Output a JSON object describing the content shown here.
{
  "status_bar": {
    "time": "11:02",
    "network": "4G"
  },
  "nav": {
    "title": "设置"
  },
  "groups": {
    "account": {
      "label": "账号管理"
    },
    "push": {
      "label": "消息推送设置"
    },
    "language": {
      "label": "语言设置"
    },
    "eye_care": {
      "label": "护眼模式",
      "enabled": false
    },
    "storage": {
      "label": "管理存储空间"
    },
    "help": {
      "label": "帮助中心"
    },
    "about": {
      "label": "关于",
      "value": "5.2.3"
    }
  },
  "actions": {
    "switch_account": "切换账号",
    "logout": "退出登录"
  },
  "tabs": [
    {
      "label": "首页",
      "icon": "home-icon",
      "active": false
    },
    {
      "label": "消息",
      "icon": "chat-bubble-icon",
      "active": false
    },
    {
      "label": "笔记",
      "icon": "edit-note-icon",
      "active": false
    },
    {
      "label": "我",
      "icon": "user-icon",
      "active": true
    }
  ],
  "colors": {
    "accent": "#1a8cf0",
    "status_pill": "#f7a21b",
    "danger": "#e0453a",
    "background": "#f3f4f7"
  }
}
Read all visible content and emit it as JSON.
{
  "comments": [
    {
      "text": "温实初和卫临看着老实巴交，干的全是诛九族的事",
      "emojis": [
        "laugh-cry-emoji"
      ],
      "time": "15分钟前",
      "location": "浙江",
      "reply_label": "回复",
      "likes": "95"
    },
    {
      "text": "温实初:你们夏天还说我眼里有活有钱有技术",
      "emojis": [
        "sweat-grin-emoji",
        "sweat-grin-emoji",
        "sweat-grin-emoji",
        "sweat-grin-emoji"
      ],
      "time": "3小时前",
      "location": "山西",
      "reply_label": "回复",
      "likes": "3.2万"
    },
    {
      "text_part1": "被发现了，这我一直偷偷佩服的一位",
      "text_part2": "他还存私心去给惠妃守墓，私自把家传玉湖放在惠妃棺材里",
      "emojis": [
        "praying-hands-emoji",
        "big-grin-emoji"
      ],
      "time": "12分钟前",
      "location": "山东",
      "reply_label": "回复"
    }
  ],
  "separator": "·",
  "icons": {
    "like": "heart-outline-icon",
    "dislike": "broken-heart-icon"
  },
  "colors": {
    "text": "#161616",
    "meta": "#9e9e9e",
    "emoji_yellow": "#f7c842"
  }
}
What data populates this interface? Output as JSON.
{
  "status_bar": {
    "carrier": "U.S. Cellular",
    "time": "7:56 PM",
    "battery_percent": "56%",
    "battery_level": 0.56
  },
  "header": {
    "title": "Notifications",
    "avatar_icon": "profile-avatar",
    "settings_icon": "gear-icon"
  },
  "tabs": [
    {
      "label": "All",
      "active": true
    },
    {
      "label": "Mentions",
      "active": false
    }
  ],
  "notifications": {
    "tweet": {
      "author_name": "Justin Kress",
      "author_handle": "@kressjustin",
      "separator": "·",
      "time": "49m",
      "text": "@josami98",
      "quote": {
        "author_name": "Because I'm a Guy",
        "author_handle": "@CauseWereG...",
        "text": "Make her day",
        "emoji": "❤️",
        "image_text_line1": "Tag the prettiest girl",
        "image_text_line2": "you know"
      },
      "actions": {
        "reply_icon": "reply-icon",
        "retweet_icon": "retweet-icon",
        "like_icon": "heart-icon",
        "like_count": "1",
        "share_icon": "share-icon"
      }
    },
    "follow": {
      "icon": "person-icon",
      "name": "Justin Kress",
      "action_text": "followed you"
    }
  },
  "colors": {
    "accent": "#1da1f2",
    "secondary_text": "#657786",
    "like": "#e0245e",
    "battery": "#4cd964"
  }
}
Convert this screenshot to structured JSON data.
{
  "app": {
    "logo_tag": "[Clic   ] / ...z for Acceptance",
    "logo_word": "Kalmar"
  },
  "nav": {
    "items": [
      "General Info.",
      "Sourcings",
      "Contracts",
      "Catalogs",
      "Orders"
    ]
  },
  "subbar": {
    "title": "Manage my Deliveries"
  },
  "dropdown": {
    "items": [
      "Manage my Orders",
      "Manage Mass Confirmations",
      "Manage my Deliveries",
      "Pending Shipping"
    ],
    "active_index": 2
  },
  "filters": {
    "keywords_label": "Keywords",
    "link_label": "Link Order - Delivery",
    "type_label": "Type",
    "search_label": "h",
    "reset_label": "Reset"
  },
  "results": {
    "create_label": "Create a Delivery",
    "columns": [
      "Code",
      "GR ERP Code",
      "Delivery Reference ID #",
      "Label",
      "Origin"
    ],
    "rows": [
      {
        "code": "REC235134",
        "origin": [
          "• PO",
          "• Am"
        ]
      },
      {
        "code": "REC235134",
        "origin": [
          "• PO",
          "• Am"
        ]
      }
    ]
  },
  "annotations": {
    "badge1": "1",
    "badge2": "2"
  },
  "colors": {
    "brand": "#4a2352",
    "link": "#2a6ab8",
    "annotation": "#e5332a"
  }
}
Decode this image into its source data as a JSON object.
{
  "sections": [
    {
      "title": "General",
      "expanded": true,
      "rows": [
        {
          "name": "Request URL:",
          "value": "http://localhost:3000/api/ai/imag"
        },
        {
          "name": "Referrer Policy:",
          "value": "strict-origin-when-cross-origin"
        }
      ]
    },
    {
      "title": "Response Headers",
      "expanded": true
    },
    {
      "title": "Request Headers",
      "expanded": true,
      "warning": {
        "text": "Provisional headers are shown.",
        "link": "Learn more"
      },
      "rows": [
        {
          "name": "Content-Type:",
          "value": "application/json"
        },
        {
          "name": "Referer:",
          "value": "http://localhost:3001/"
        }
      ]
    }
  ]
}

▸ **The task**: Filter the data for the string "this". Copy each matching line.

▸ **Task output**:
What data populates this interface? Output as JSON.
Convert this screenshot to structured JSON data.
Decode this image into its source data as a JSON object.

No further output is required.